The data below should be retyped exactly, with the pictures left out.

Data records
*****
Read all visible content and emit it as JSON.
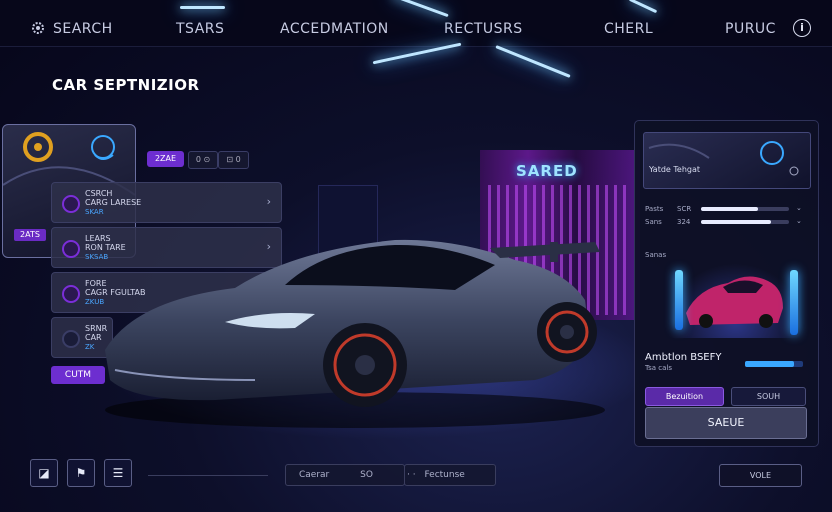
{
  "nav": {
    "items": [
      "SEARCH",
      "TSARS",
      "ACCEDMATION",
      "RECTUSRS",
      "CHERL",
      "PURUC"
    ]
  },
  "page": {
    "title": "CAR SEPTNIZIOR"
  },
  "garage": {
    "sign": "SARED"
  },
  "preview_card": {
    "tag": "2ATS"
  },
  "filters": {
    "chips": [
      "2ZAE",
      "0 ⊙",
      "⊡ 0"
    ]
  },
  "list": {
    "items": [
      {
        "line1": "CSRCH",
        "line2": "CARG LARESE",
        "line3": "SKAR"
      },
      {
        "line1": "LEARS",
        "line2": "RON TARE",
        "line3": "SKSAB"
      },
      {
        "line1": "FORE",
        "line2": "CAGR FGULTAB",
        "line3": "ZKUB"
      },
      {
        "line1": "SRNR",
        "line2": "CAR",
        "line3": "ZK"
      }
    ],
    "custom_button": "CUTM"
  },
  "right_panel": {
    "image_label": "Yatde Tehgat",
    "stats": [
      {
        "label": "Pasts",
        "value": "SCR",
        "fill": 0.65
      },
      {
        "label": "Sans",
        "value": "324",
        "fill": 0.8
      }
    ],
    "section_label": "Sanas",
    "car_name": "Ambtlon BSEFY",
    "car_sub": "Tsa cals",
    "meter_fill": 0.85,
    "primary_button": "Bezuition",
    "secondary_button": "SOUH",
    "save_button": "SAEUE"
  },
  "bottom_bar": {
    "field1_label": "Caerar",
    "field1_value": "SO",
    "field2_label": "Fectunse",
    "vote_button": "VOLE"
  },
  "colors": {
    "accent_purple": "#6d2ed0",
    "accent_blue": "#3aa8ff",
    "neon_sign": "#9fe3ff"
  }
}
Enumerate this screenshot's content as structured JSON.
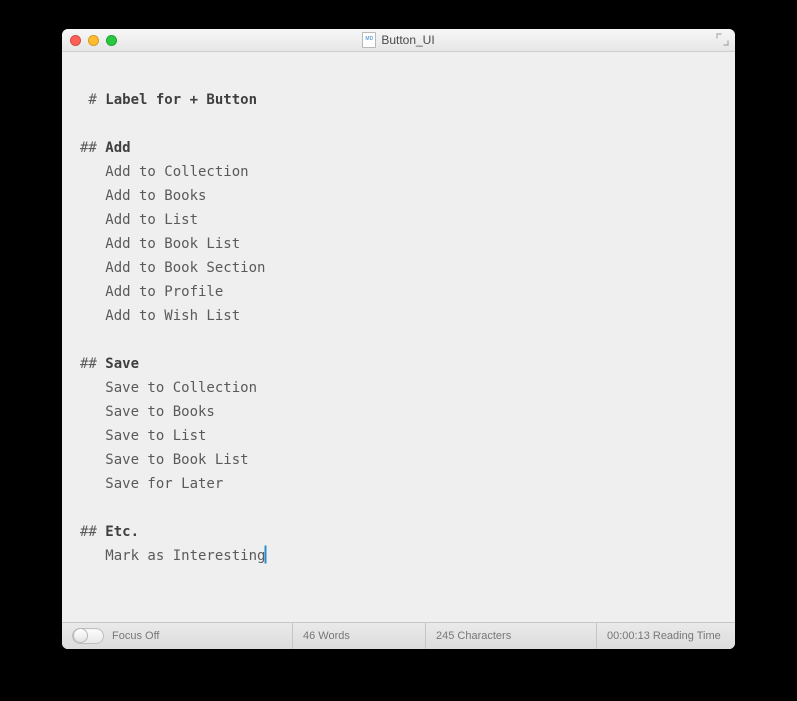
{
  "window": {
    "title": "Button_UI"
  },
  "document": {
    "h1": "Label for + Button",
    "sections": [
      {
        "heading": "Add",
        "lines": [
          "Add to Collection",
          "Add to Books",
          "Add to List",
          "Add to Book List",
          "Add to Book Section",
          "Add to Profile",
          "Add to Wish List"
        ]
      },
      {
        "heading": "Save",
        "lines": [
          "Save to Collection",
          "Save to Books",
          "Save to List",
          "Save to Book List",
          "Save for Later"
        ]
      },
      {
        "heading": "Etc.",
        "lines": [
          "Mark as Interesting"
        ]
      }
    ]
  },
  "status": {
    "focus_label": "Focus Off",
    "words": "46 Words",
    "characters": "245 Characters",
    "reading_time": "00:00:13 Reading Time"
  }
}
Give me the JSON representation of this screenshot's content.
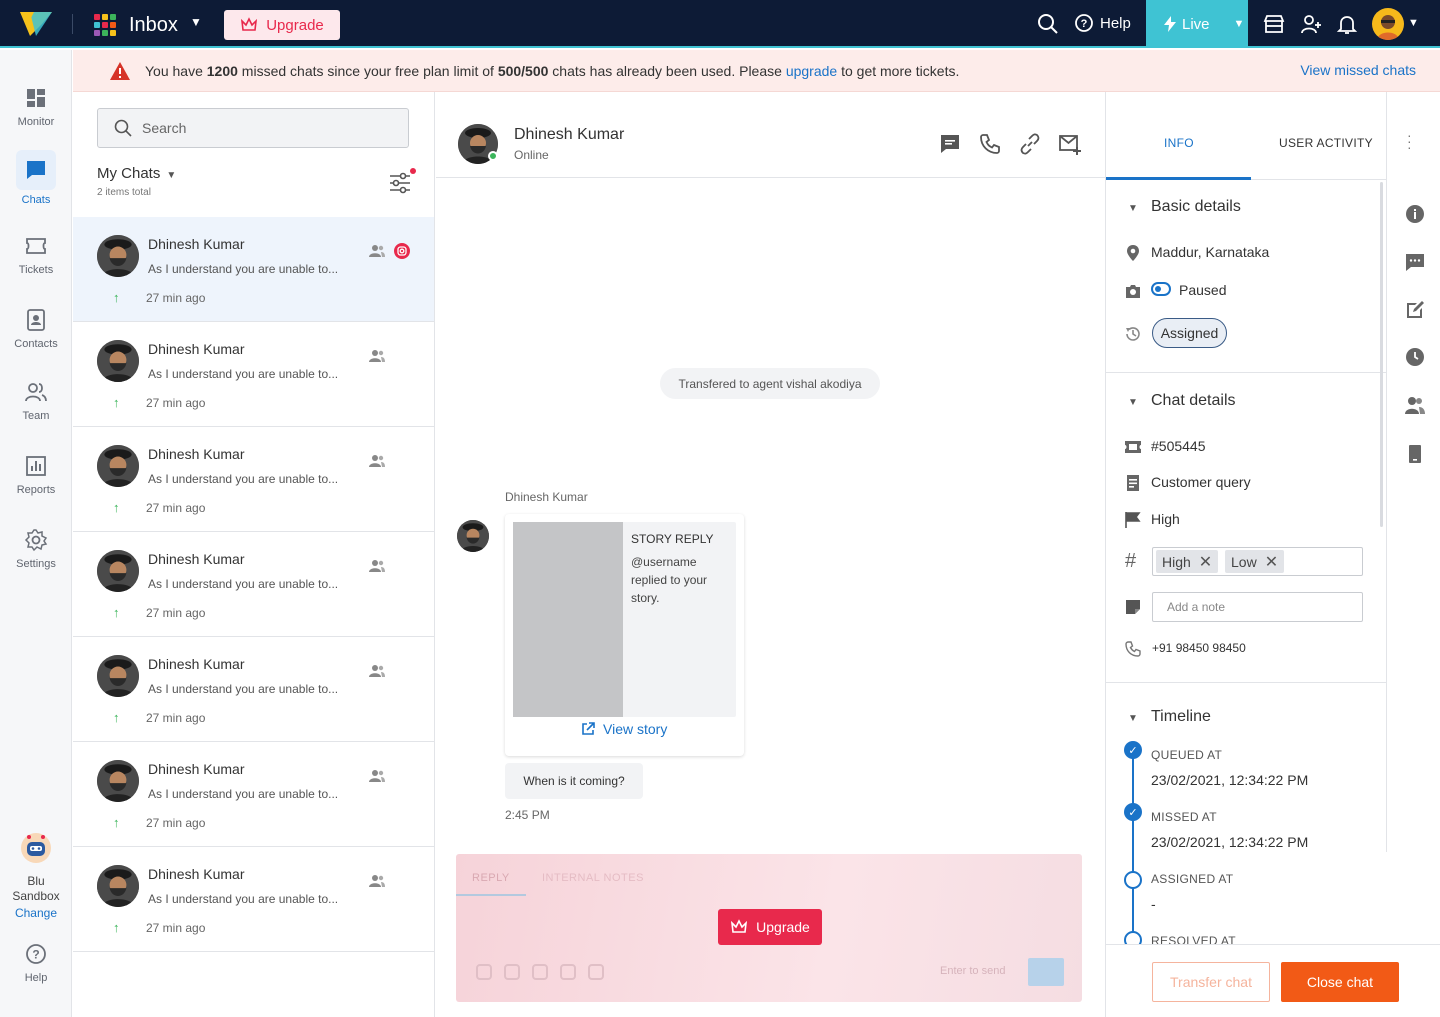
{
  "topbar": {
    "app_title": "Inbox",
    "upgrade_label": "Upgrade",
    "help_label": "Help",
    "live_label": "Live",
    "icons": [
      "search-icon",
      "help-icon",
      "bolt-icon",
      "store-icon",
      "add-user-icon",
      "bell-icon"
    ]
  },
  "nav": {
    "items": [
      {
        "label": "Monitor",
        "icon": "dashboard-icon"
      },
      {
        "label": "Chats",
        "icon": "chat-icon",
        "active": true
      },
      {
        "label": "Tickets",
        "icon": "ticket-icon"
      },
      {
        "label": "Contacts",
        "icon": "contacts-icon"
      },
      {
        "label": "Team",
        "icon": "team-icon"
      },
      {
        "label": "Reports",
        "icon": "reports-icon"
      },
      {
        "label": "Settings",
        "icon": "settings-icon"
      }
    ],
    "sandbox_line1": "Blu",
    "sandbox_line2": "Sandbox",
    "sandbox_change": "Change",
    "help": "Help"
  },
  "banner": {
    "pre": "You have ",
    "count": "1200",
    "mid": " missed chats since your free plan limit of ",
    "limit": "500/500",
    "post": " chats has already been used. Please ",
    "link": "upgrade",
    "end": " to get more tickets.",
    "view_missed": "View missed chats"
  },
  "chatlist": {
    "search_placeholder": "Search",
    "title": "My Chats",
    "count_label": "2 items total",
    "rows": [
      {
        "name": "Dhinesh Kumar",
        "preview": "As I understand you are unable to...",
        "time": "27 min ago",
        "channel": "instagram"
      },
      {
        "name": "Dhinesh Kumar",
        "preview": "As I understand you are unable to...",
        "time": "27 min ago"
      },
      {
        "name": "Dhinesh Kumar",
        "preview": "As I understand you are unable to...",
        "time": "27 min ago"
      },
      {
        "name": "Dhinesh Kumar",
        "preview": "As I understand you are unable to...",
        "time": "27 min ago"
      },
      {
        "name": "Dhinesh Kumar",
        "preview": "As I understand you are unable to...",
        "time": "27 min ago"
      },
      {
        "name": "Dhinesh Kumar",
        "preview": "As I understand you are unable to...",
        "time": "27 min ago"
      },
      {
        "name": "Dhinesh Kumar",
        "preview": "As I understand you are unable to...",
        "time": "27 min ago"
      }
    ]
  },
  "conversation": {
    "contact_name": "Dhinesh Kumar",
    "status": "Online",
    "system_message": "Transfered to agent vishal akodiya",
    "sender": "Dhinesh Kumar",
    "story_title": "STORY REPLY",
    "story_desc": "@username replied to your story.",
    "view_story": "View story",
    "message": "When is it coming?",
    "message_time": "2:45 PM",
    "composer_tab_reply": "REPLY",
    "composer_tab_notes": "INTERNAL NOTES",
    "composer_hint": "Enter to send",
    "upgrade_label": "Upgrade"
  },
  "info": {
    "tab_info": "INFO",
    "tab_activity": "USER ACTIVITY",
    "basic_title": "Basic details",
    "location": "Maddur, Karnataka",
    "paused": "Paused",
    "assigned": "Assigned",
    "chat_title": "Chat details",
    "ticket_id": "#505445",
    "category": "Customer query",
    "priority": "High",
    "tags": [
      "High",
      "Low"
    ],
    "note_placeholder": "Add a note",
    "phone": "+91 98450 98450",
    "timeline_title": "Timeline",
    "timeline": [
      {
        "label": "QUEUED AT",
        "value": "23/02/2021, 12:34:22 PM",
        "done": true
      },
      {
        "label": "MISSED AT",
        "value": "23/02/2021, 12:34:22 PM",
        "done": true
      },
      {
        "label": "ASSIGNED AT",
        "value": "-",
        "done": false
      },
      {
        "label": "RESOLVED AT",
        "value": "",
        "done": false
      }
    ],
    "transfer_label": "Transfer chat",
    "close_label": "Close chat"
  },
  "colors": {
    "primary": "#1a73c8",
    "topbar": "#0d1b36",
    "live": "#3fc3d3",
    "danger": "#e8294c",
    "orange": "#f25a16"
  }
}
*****
▶ EXERCISE SOLUTION
Read all visible content and emit it as JSON.
{
  "nav": {
    "items": [
      "SEARCH",
      "TSARS",
      "ACCEDMATION",
      "RECTUSRS",
      "CHERL",
      "PURUC"
    ]
  },
  "page": {
    "title": "CAR SEPTNIZIOR"
  },
  "garage": {
    "sign": "SARED"
  },
  "preview_card": {
    "tag": "2ATS"
  },
  "filters": {
    "chips": [
      "2ZAE",
      "0 ⊙",
      "⊡ 0"
    ]
  },
  "list": {
    "items": [
      {
        "line1": "CSRCH",
        "line2": "CARG LARESE",
        "line3": "SKAR"
      },
      {
        "line1": "LEARS",
        "line2": "RON TARE",
        "line3": "SKSAB"
      },
      {
        "line1": "FORE",
        "line2": "CAGR FGULTAB",
        "line3": "ZKUB"
      },
      {
        "line1": "SRNR",
        "line2": "CAR",
        "line3": "ZK"
      }
    ],
    "custom_button": "CUTM"
  },
  "right_panel": {
    "image_label": "Yatde Tehgat",
    "stats": [
      {
        "label": "Pasts",
        "value": "SCR",
        "fill": 0.65
      },
      {
        "label": "Sans",
        "value": "324",
        "fill": 0.8
      }
    ],
    "section_label": "Sanas",
    "car_name": "Ambtlon BSEFY",
    "car_sub": "Tsa cals",
    "meter_fill": 0.85,
    "primary_button": "Bezuition",
    "secondary_button": "SOUH",
    "save_button": "SAEUE"
  },
  "bottom_bar": {
    "field1_label": "Caerar",
    "field1_value": "SO",
    "field2_label": "Fectunse",
    "vote_button": "VOLE"
  },
  "colors": {
    "accent_purple": "#6d2ed0",
    "accent_blue": "#3aa8ff",
    "neon_sign": "#9fe3ff"
  }
}
Enumerate this screenshot's content as structured JSON.
{
  "window": {
    "title": "Button_UI"
  },
  "document": {
    "h1": "Label for + Button",
    "sections": [
      {
        "heading": "Add",
        "lines": [
          "Add to Collection",
          "Add to Books",
          "Add to List",
          "Add to Book List",
          "Add to Book Section",
          "Add to Profile",
          "Add to Wish List"
        ]
      },
      {
        "heading": "Save",
        "lines": [
          "Save to Collection",
          "Save to Books",
          "Save to List",
          "Save to Book List",
          "Save for Later"
        ]
      },
      {
        "heading": "Etc.",
        "lines": [
          "Mark as Interesting"
        ]
      }
    ]
  },
  "status": {
    "focus_label": "Focus Off",
    "words": "46 Words",
    "characters": "245 Characters",
    "reading_time": "00:00:13 Reading Time"
  }
}
Give me the JSON representation of this screenshot's content.
{
  "topbar": {
    "app_title": "Inbox",
    "upgrade_label": "Upgrade",
    "help_label": "Help",
    "live_label": "Live",
    "icons": [
      "search-icon",
      "help-icon",
      "bolt-icon",
      "store-icon",
      "add-user-icon",
      "bell-icon"
    ]
  },
  "nav": {
    "items": [
      {
        "label": "Monitor",
        "icon": "dashboard-icon"
      },
      {
        "label": "Chats",
        "icon": "chat-icon",
        "active": true
      },
      {
        "label": "Tickets",
        "icon": "ticket-icon"
      },
      {
        "label": "Contacts",
        "icon": "contacts-icon"
      },
      {
        "label": "Team",
        "icon": "team-icon"
      },
      {
        "label": "Reports",
        "icon": "reports-icon"
      },
      {
        "label": "Settings",
        "icon": "settings-icon"
      }
    ],
    "sandbox_line1": "Blu",
    "sandbox_line2": "Sandbox",
    "sandbox_change": "Change",
    "help": "Help"
  },
  "banner": {
    "pre": "You have ",
    "count": "1200",
    "mid": " missed chats since your free plan limit of ",
    "limit": "500/500",
    "post": " chats has already been used. Please ",
    "link": "upgrade",
    "end": " to get more tickets.",
    "view_missed": "View missed chats"
  },
  "chatlist": {
    "search_placeholder": "Search",
    "title": "My Chats",
    "count_label": "2 items total",
    "rows": [
      {
        "name": "Dhinesh Kumar",
        "preview": "As I understand you are unable to...",
        "time": "27 min ago",
        "channel": "instagram"
      },
      {
        "name": "Dhinesh Kumar",
        "preview": "As I understand you are unable to...",
        "time": "27 min ago"
      },
      {
        "name": "Dhinesh Kumar",
        "preview": "As I understand you are unable to...",
        "time": "27 min ago"
      },
      {
        "name": "Dhinesh Kumar",
        "preview": "As I understand you are unable to...",
        "time": "27 min ago"
      },
      {
        "name": "Dhinesh Kumar",
        "preview": "As I understand you are unable to...",
        "time": "27 min ago"
      },
      {
        "name": "Dhinesh Kumar",
        "preview": "As I understand you are unable to...",
        "time": "27 min ago"
      },
      {
        "name": "Dhinesh Kumar",
        "preview": "As I understand you are unable to...",
        "time": "27 min ago"
      }
    ]
  },
  "conversation": {
    "contact_name": "Dhinesh Kumar",
    "status": "Online",
    "system_message": "Transfered to agent vishal akodiya",
    "sender": "Dhinesh Kumar",
    "story_title": "STORY REPLY",
    "story_desc": "@username replied to your story.",
    "view_story": "View story",
    "message": "When is it coming?",
    "message_time": "2:45 PM",
    "composer_tab_reply": "REPLY",
    "composer_tab_notes": "INTERNAL NOTES",
    "composer_hint": "Enter to send",
    "upgrade_label": "Upgrade"
  },
  "info": {
    "tab_info": "INFO",
    "tab_activity": "USER ACTIVITY",
    "basic_title": "Basic details",
    "location": "Maddur, Karnataka",
    "paused": "Paused",
    "assigned": "Assigned",
    "chat_title": "Chat details",
    "ticket_id": "#505445",
    "category": "Customer query",
    "priority": "High",
    "tags": [
      "High",
      "Low"
    ],
    "note_placeholder": "Add a note",
    "phone": "+91 98450 98450",
    "timeline_title": "Timeline",
    "timeline": [
      {
        "label": "QUEUED AT",
        "value": "23/02/2021, 12:34:22 PM",
        "done": true
      },
      {
        "label": "MISSED AT",
        "value": "23/02/2021, 12:34:22 PM",
        "done": true
      },
      {
        "label": "ASSIGNED AT",
        "value": "-",
        "done": false
      },
      {
        "label": "RESOLVED AT",
        "value": "",
        "done": false
      }
    ],
    "transfer_label": "Transfer chat",
    "close_label": "Close chat"
  },
  "colors": {
    "primary": "#1a73c8",
    "topbar": "#0d1b36",
    "live": "#3fc3d3",
    "danger": "#e8294c",
    "orange": "#f25a16"
  }
}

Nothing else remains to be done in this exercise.